(nb: Thanks Brother Marky for making me watch this)
“Super 8” is director J.J. Abrams’s loving tribute to Stephen Spielberg’s films of childhood wonder, films like “E.T. The Extraterrestrial,” “Close Encounters of The Third Kind,” and “The Goonies.” It’s sort of fitting that Spielberg produced his own homage.
In Lillian, Ohio, a group of middle-school kids are working on a film to enter in the Cleveland International Super 8 Film Festival. The group has a Spielbergian/Stephen Kingesque mix of non-cool kids: the chubby one is the filmmaker. There’s also the smart geek, the spaz, and the misunderstood quiet kid. Naturally, they need to bring in another person to flesh-out their troupe: the girl.
One night, they sneak out at midnight to film down by the train station. The Girl—Elle Fanning—proves that despite her being from the wrong side of town, she can really act. Lo, and behold, they spy a train coming, and hustle to get the shot reset. They shoot as the train rushes by. There’s a crash and the train derails. What happens then—how the group bands together to save each other amidst a chaos of weird happenings, the scary military, and people gone missing—is as much fun as Spielberg in his prime.

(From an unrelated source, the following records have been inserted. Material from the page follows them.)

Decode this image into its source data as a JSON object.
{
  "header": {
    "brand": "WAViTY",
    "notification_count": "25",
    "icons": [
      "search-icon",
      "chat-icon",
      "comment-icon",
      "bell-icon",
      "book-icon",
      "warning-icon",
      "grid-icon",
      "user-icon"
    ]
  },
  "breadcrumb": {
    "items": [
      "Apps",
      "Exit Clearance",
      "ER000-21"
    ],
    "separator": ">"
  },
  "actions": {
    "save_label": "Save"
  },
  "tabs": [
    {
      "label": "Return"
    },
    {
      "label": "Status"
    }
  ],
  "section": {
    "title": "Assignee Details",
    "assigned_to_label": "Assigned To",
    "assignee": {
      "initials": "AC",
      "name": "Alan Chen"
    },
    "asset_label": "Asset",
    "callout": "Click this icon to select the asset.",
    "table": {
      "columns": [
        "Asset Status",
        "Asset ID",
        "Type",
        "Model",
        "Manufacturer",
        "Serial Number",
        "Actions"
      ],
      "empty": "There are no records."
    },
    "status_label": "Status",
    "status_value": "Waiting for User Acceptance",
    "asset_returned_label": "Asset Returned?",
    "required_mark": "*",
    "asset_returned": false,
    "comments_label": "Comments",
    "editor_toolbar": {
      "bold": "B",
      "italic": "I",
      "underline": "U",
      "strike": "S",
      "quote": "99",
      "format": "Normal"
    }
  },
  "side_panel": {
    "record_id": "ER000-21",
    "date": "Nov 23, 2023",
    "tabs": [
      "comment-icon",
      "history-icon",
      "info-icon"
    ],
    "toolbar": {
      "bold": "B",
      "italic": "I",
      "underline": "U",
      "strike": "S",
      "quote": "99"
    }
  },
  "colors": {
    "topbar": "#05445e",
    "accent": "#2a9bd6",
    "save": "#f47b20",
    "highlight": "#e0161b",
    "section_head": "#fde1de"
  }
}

Maybe even more fun.
Among the grown-ups, Kyle Chandler stands out as Deputy Jackson Lamb, a good man trying to deal with being newly widowed. His son is “misunderstood quiet kid” Joe Lamb (Joel Courtney, in a wonderfully understated performance), and we are—of course—ultimately left with the sense that the two will bond and survive their shared loss.

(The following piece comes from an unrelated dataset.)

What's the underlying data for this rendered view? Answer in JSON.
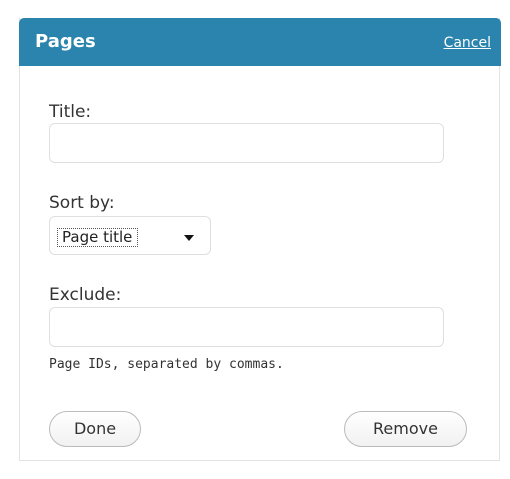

The special effects are pretty awesome in “Super 8.” A lot of the scenes reminded me of “Close Encounters,” where Richard Dreyfus’s power truck died at a railway crossing, the stop sign vibrated back and forth, radios changing stations, etc. Good stuff.
“Super 8” filled me with nostalgia. The movie is set in 1979, and I was about the same age as the characters. I remember Blondie’s “Heart of Glass” and—ye gods—“My Sharona” playing on the radio. It was a simpler, easier time. In a few decades, today’s thirteen-year-olds will no doubt have a film looking back on their halcyon youth in innocent 2013.
I hope theirs is as much fun as “Super 8” was for me.
(Super 8 (2011), written and directed by JJ Abrams, produced by Abrams & Stephen Spielberg, et alia; Rated PG-13 for some creepy monstery violence, mild profanity, and a few battle scenes)